The next best thing is to recreate a soda fountain at home. I feel like I’ve been doing this most of my life. My grandma has a couple of vintage malt machines and made me countless chocolate malts when I was a kid.
I also grew up making ice cream floats at home and also chocolate cokes (that recipe is coming soon!). It’s getting hard to find ice cream floats out and even when you do they are often made with soft serve and not real ice cream, and it does make a difference.
Lately, I’ve been seeing some people making floats on social media and it’s clear we need to talk about a real old-fashioned ice cream float because they aren’t being made correctly. I’m sure they are still good and if it’s what you like, go for it but it’s not the real thing.
People are taking soda with ice and just dropping a scoop of ice cream on top. I’m sure it tastes nice but if you don’t drink it fast it will be watered down and the ice is going to keep the ice cream from melting and mixing into the soda as well. It’s just not the same. And the history of the ice cream float shows why you should really skip the ice for the real thing.
The History of Ice Cream Floats
It’s thought that the ice cream float was invited by a man named Robert McCay Green in Pennsylvania in the 1870s during the Franklin Institute’s semicentennial celebration.
The story is that it was a hot day and Green ran out of ice for the flavored drinks he was selling so he used vanilla ice cream instead.
In the April 1921 issue of The Soda Fountain, there is a great story about the start of this new drink.

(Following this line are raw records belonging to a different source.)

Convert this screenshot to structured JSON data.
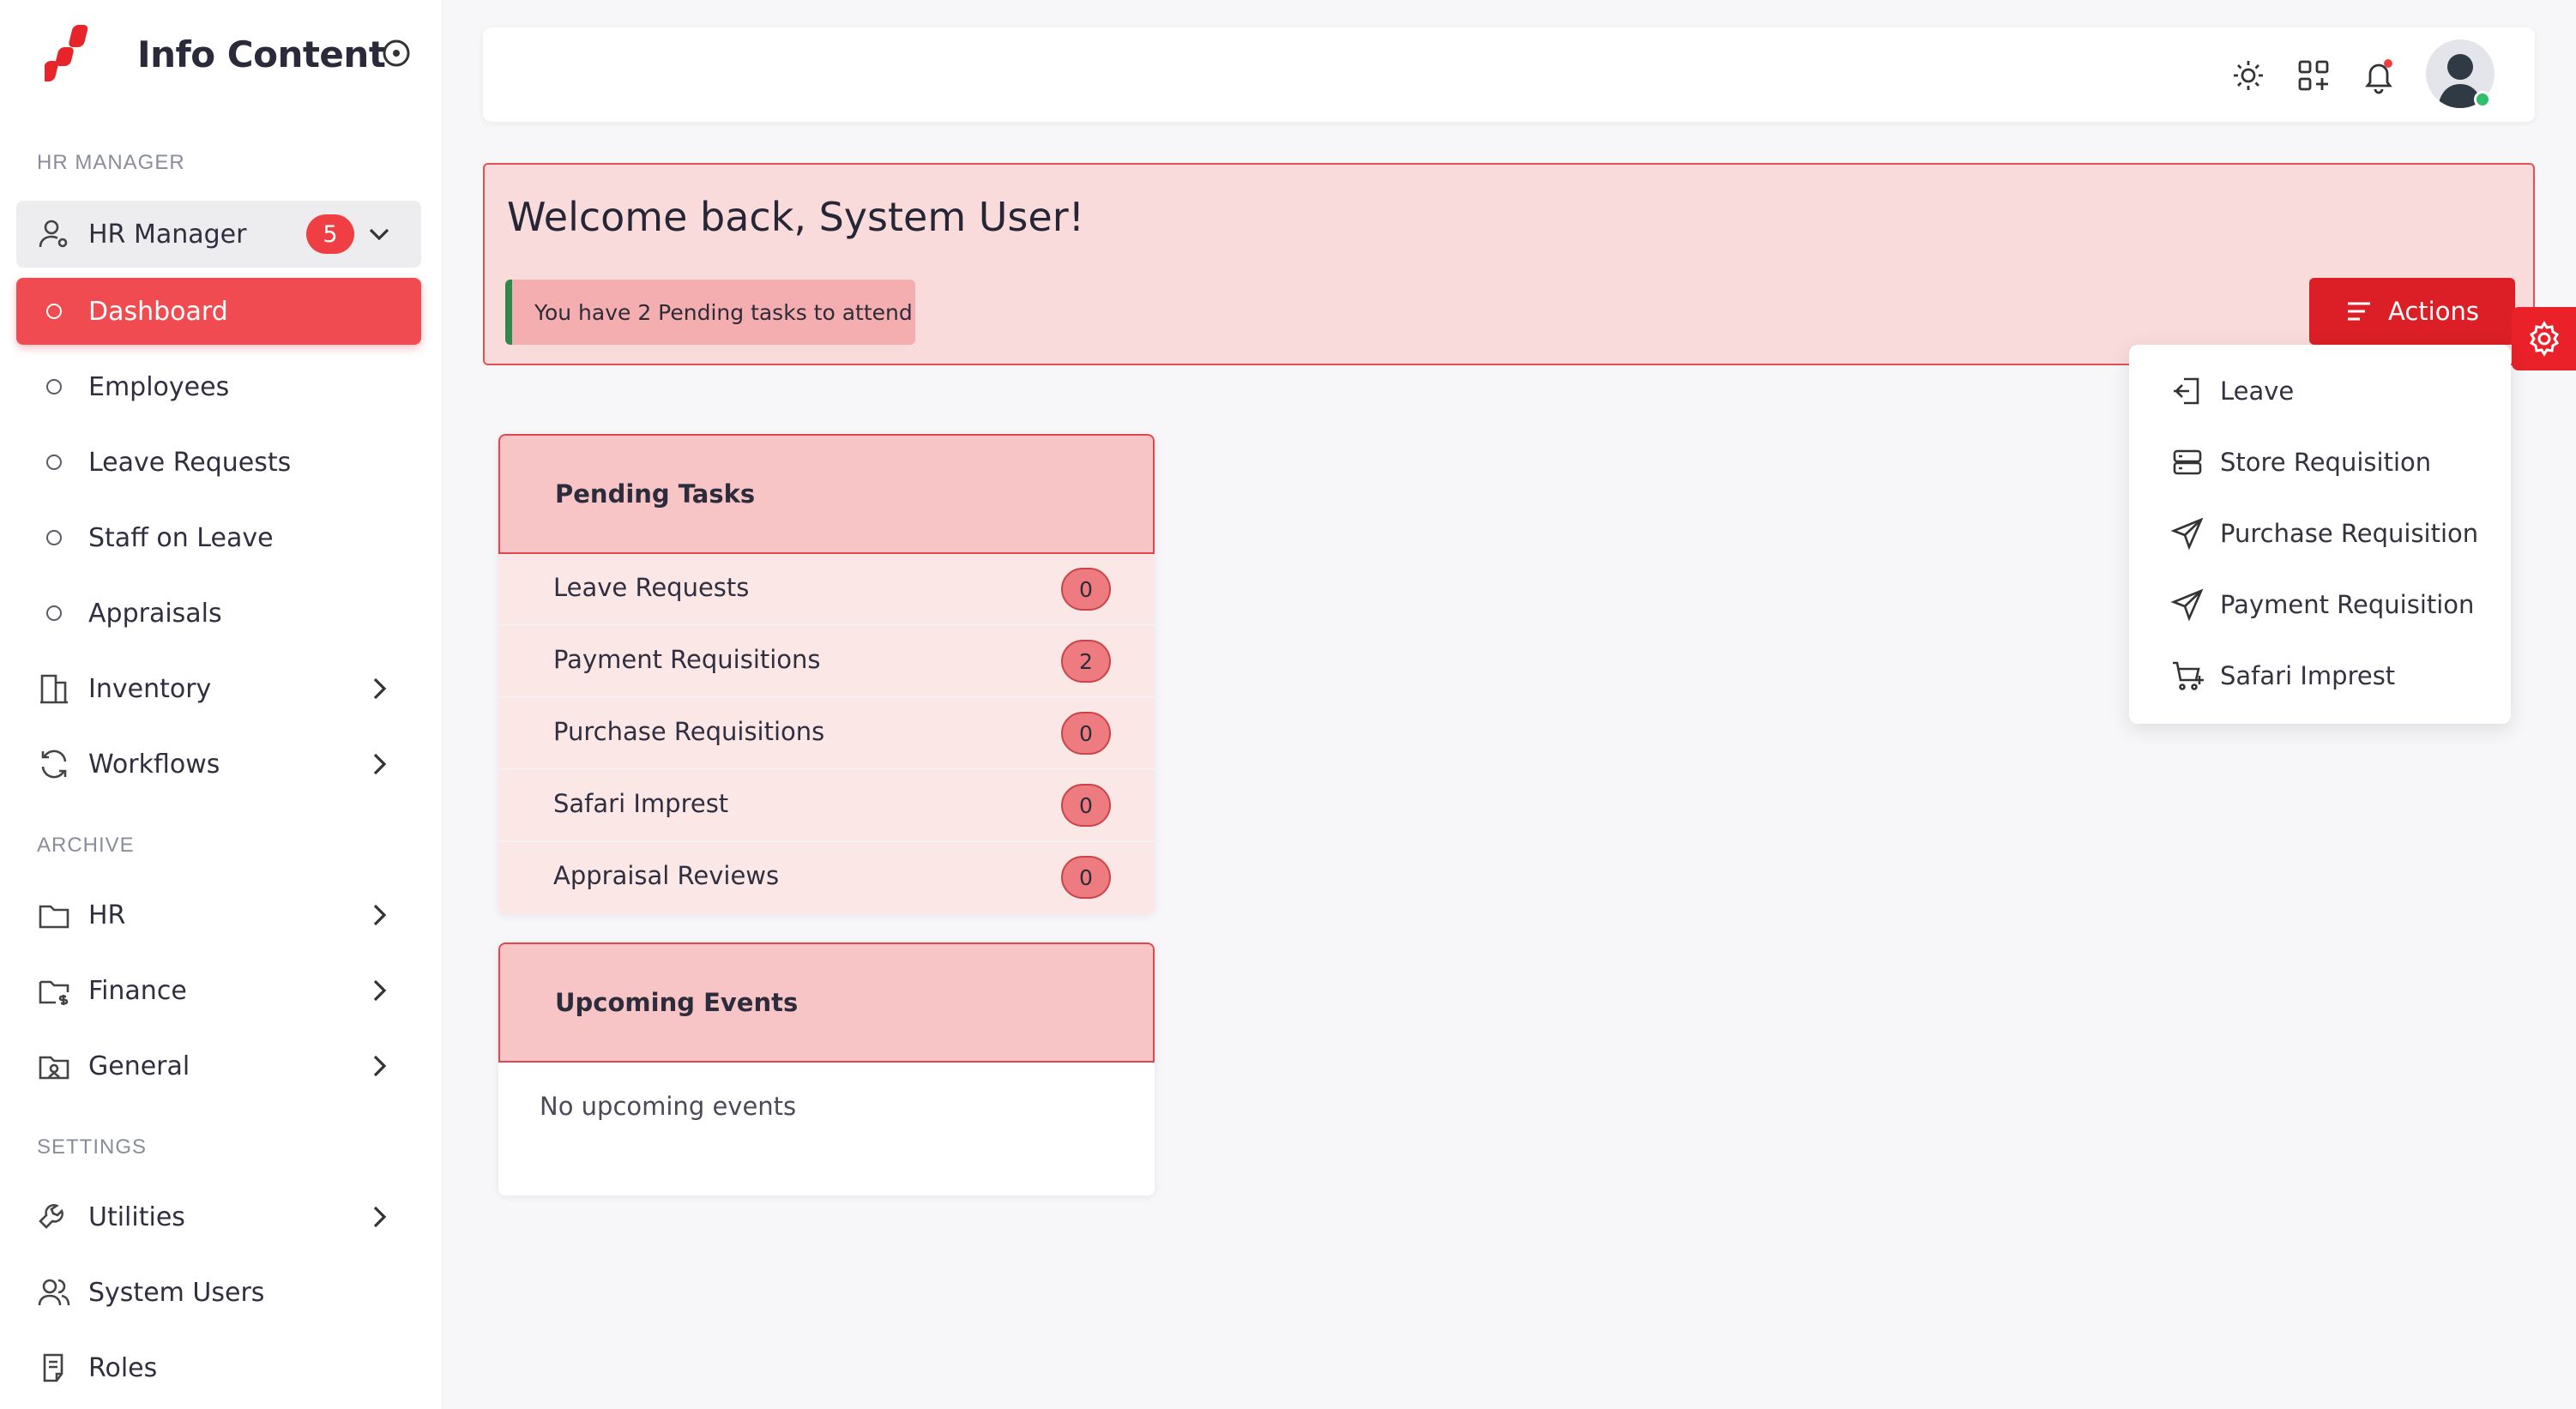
{
  "brand": {
    "title": "Info Content"
  },
  "sidebar": {
    "sections": {
      "hr_manager": "HR MANAGER",
      "archive": "ARCHIVE",
      "settings": "SETTINGS"
    },
    "group": {
      "label": "HR Manager",
      "badge": "5"
    },
    "hr_items": [
      {
        "label": "Dashboard",
        "active": true
      },
      {
        "label": "Employees"
      },
      {
        "label": "Leave Requests"
      },
      {
        "label": "Staff on Leave"
      },
      {
        "label": "Appraisals"
      }
    ],
    "modules": [
      {
        "label": "Inventory",
        "icon": "building-icon"
      },
      {
        "label": "Workflows",
        "icon": "refresh-icon"
      }
    ],
    "archive_items": [
      {
        "label": "HR",
        "icon": "folder-icon"
      },
      {
        "label": "Finance",
        "icon": "folder-dollar-icon"
      },
      {
        "label": "General",
        "icon": "folder-image-icon"
      }
    ],
    "settings_items": [
      {
        "label": "Utilities",
        "icon": "wrench-icon"
      },
      {
        "label": "System Users",
        "icon": "users-icon"
      },
      {
        "label": "Roles",
        "icon": "clipboard-icon"
      }
    ]
  },
  "welcome": {
    "title": "Welcome back, System User!",
    "pending_notice": "You have 2 Pending tasks to attend",
    "actions_label": "Actions"
  },
  "actions_menu": [
    {
      "label": "Leave",
      "icon": "sign-in-icon"
    },
    {
      "label": "Store Requisition",
      "icon": "server-icon"
    },
    {
      "label": "Purchase Requisition",
      "icon": "send-icon"
    },
    {
      "label": "Payment Requisition",
      "icon": "send-icon"
    },
    {
      "label": "Safari Imprest",
      "icon": "cart-plus-icon"
    }
  ],
  "pending_tasks": {
    "title": "Pending Tasks",
    "rows": [
      {
        "label": "Leave Requests",
        "count": "0"
      },
      {
        "label": "Payment Requisitions",
        "count": "2"
      },
      {
        "label": "Purchase Requisitions",
        "count": "0"
      },
      {
        "label": "Safari Imprest",
        "count": "0"
      },
      {
        "label": "Appraisal Reviews",
        "count": "0"
      }
    ]
  },
  "upcoming_events": {
    "title": "Upcoming Events",
    "empty": "No upcoming events"
  },
  "colors": {
    "accent": "#ef4b50",
    "accent_dark": "#dc1f26",
    "banner_bg": "#fadbdb",
    "online": "#2fbf6a"
  }
}
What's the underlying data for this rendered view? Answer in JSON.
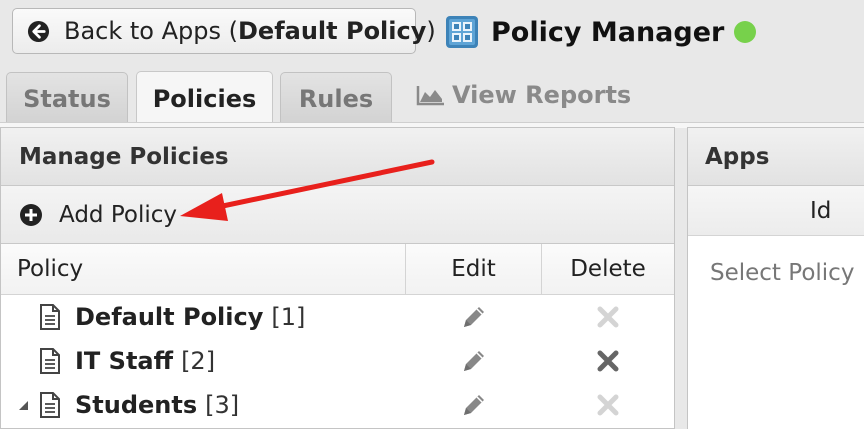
{
  "header": {
    "back_prefix": "Back to Apps (",
    "back_policy": "Default Policy",
    "back_suffix": ")",
    "app_title": "Policy Manager",
    "status_color": "#77d14b"
  },
  "tabs": [
    {
      "label": "Status",
      "active": false
    },
    {
      "label": "Policies",
      "active": true
    },
    {
      "label": "Rules",
      "active": false
    }
  ],
  "reports_tab": {
    "label": "View Reports",
    "icon": "area-chart-icon"
  },
  "policies_panel": {
    "title": "Manage Policies",
    "add_label": "Add Policy",
    "columns": {
      "policy": "Policy",
      "edit": "Edit",
      "delete": "Delete"
    },
    "rows": [
      {
        "name": "Default Policy",
        "id": "[1]",
        "delete_enabled": false,
        "expandable": false
      },
      {
        "name": "IT Staff",
        "id": "[2]",
        "delete_enabled": true,
        "expandable": false
      },
      {
        "name": "Students",
        "id": "[3]",
        "delete_enabled": false,
        "expandable": true
      }
    ]
  },
  "apps_panel": {
    "title": "Apps",
    "column_id": "Id",
    "empty_text": "Select Policy"
  },
  "annotation": {
    "arrow_color": "#e8201c"
  }
}
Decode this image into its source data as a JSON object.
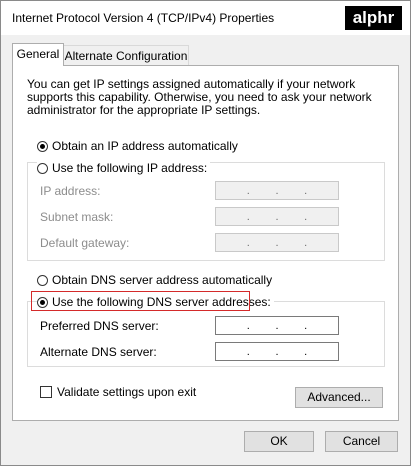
{
  "window": {
    "title": "Internet Protocol Version 4 (TCP/IPv4) Properties",
    "watermark": "alphr"
  },
  "tabs": [
    {
      "label": "General",
      "active": true
    },
    {
      "label": "Alternate Configuration",
      "active": false
    }
  ],
  "general": {
    "description": "You can get IP settings assigned automatically if your network supports this capability. Otherwise, you need to ask your network administrator for the appropriate IP settings.",
    "ip_mode": {
      "auto_label": "Obtain an IP address automatically",
      "manual_label": "Use the following IP address:",
      "selected": "auto"
    },
    "ip_fields": {
      "ip_address_label": "IP address:",
      "subnet_mask_label": "Subnet mask:",
      "default_gateway_label": "Default gateway:"
    },
    "dns_mode": {
      "auto_label": "Obtain DNS server address automatically",
      "manual_label": "Use the following DNS server addresses:",
      "selected": "manual"
    },
    "dns_fields": {
      "preferred_label": "Preferred DNS server:",
      "alternate_label": "Alternate DNS server:"
    },
    "ip_dot": ".",
    "validate_label": "Validate settings upon exit",
    "validate_checked": false,
    "advanced_button": "Advanced..."
  },
  "footer": {
    "ok_label": "OK",
    "cancel_label": "Cancel"
  },
  "colors": {
    "highlight_border": "#d42a2a",
    "disabled_text": "#8d8d8d"
  }
}
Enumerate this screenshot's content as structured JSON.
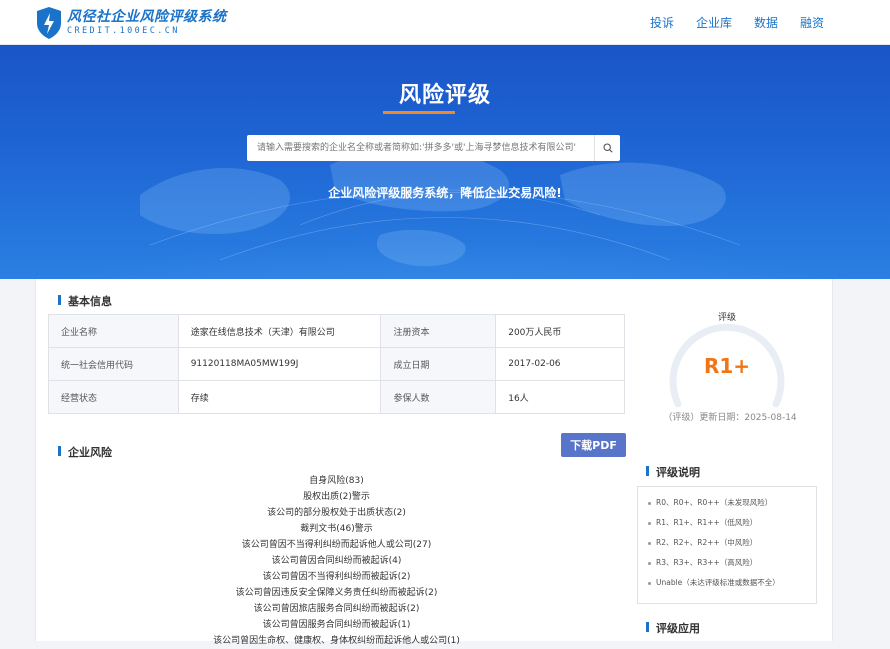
{
  "header": {
    "logo_main": "风径社企业风险评级系统",
    "logo_sub": "CREDIT.100EC.CN",
    "nav": [
      "投诉",
      "企业库",
      "数据",
      "融资"
    ]
  },
  "hero": {
    "title": "风险评级",
    "search_placeholder": "请输入需要搜索的企业名全称或者简称如:'拼多多'或'上海寻梦信息技术有限公司'",
    "slogan": "企业风险评级服务系统，降低企业交易风险!"
  },
  "basic_info": {
    "title": "基本信息",
    "rows": [
      [
        "企业名称",
        "途家在线信息技术（天津）有限公司",
        "注册资本",
        "200万人民币"
      ],
      [
        "统一社会信用代码",
        "91120118MA05MW199J",
        "成立日期",
        "2017-02-06"
      ],
      [
        "经营状态",
        "存续",
        "参保人数",
        "16人"
      ]
    ]
  },
  "rating": {
    "label": "评级",
    "value": "R1+",
    "date_text": "（评级）更新日期：2025-08-14"
  },
  "enterprise_risk": {
    "title": "企业风险",
    "pdf_button": "下载PDF",
    "items": [
      "自身风险(83)",
      "股权出质(2)警示",
      "该公司的部分股权处于出质状态(2)",
      "裁判文书(46)警示",
      "该公司曾因不当得利纠纷而起诉他人或公司(27)",
      "该公司曾因合同纠纷而被起诉(4)",
      "该公司曾因不当得利纠纷而被起诉(2)",
      "该公司曾因违反安全保障义务责任纠纷而被起诉(2)",
      "该公司曾因旅店服务合同纠纷而被起诉(2)",
      "该公司曾因服务合同纠纷而被起诉(1)",
      "该公司曾因生命权、健康权、身体权纠纷而起诉他人或公司(1)"
    ]
  },
  "rating_desc": {
    "title": "评级说明",
    "items": [
      "R0、R0+、R0++（未发现风险）",
      "R1、R1+、R1++（低风险）",
      "R2、R2+、R2++（中风险）",
      "R3、R3+、R3++（高风险）",
      "Unable（未达评级标准或数据不全）"
    ]
  },
  "rating_app": {
    "title": "评级应用"
  },
  "colors": {
    "brand": "#1a73c8",
    "accent": "#f08a24",
    "rating": "#f07514",
    "pdf_button": "#5875c9"
  }
}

“Both ingredients, long known but never combined until 1876, when Robert M. Green invited this “novelty” at Centennial Exposition in Philadelphia.”
While soda fountains have been around since the late 1800s, they gained a lot of popularity during Prohibition since bars were no longer an option for socializing, at least legally.
Now we tend to associate soda fountains with the 1950s and if you find anyone still around they tend to be decorated in that style. And we see a lot of soda fountain drink recipes in 1950s cookbooks and magazines.
The 7up Ice Cream Float
7up ads in 1950s magazines often featured 7up ice cream floats, like the one above which was in an issue of Better Homes & Gardens in 1956.
This 7up ad suggests 7up and chocolate ice cream, orange ice, or lime sherbet as delicious combinations. I’ve seen dozens of combinations suggested in ads and recipes and since 7up has a pretty mild taste there really are a lot of options.
Today I’m going to share a very simple version of a 7up ice cream float made with vanilla ice cream and topped with a cherry. But these are some other combinations you can try.
- Chocolate Ice Cream
- Cherry Ice Cream
- Lime Sherbert
- Orangesicle Ice Cream
- Strawberry Ice Cream
- Pistachio Ice Cream
Whichever flavors you choose it’s sure to be a wonderful vintage summer treat!
- 2 scoops vanilla ice cream
- 7up to fill the glass (cold)
- cherry (optional)
- Place your ice cream in a tall glass. It's best to chill the glass.
- Add enough cold 7up to fill your glass, go slow it will fizz.
- Top with a cherry and enjoy!